"I should start by curiously thanking Warner Bros. for actually having the grace to do the right thing, when I think it would have been a lot easier to do the wrong thing, and pass the film on to Fox Searchlight, who are an extraordinary bunch of people," Boyle said as he was introduced earlier in the night as one of the five nominees.
Backstage, Boyle joked about the fact that his award was presented by Joel and Ethan Coen, who won the prize a year ago for "No Country for Old Men."
"To step into the shoes of people like the Coen brothers, I mean, it's phenomenal, because I have, as I admitted in the earlier speech, I've stolen from them all my career," he said. "I mean in a naked and appalling way."
"The Office" won the top honor for television comedy, "The Wire" took the award for TV drama and "Recount" won for TV movie.
Paul Feig received the award for an installment of "The Office," whose competition included two episodes of "30 Rock," the series that has dominated at recent Hollywood honors such as the Golden Globes and Screen Actors Guild Awards.
"We're in a real golden age of TV comedy, and I'm just happy to be part of it," Feig said backstage.
The drama series prize went to director Dan Attias for an episode from the final season of "The Wire," a far-reaching drama with a huge cast exploring police, criminals, courts, schools, politics, media and other facets of life in Baltimore.
"Austin Powers" and "Meet the Parents" director Jay Roach was the recipient for the election drama "Recount."

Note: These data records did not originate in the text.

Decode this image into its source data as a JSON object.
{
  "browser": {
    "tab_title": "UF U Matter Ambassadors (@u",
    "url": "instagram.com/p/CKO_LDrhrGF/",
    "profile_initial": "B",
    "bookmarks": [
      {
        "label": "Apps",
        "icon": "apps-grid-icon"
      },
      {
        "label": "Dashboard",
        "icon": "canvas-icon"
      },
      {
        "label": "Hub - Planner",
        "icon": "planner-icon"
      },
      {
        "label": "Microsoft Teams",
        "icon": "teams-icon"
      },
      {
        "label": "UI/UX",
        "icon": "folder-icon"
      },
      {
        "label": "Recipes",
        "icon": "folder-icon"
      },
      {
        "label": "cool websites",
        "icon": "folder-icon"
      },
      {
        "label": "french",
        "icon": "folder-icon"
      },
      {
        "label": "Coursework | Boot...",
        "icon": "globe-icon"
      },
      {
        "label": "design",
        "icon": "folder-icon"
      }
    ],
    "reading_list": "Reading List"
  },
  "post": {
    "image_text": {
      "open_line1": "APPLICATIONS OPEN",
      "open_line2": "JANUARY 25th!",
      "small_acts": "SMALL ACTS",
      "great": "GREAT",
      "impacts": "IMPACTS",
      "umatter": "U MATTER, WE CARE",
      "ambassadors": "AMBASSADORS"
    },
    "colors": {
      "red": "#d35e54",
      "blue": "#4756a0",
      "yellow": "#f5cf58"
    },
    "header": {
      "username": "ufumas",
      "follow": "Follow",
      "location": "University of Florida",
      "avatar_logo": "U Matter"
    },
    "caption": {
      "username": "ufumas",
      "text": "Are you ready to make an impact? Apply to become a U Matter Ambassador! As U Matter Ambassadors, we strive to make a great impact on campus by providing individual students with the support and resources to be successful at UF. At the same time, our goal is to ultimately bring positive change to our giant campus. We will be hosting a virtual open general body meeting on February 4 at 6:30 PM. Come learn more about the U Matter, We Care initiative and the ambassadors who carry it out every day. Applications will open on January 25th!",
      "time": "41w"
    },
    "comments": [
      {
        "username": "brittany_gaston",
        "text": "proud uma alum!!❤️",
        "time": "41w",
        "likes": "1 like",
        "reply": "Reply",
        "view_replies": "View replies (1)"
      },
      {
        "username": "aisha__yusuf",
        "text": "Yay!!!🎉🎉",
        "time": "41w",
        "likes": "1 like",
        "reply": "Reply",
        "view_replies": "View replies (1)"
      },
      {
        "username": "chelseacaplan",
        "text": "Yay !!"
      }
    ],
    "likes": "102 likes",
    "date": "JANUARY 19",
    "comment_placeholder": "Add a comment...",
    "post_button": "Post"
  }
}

Ari Folman's "Waltz With Bashir" won the documentary award. The film, which is nominated in the foreign-language category at the Academy Awards, is director Folman's animated study of an Israeli soldier struggling to recall suppressed memories of his involvement in the war with Lebanon.
Chicago Sun-Times film critic Roger Ebert was honored with an honorary life membership in the guild.
Michael Apted, the guild's president, noted that Ebert no longer can speak because of complications from thyroid cancer, but he told Ebert, "We're happy that it didn't stop you from writing about our work."
The ceremony featured recorded testimonials to Ebert from directors including Steven Spielberg, Clint Eastwood, Martin Scorsese and Oliver Stone.
"The motion picture is the art form I love above all others," Ebert said in a statement recorded via a synthetic computer voice with a British accent. "It is the symphony, and you are the conductors."
Among other guild winners:
— Reality programming: Tony Croll, "America's Next Top Model."
— Children's programs: Amy Schatz, "The Poetry Show."
— Daytime serials: Larry Carpenter, "One Life to Live."
Among Hollywood's many honors on the buildup to the Academy Awards, the Directors Guild prizes have one of the best track records for predicting eventual Oscar winners. Only six times in the guild awards' 60-year history has the winner failed to take home the directing Oscar.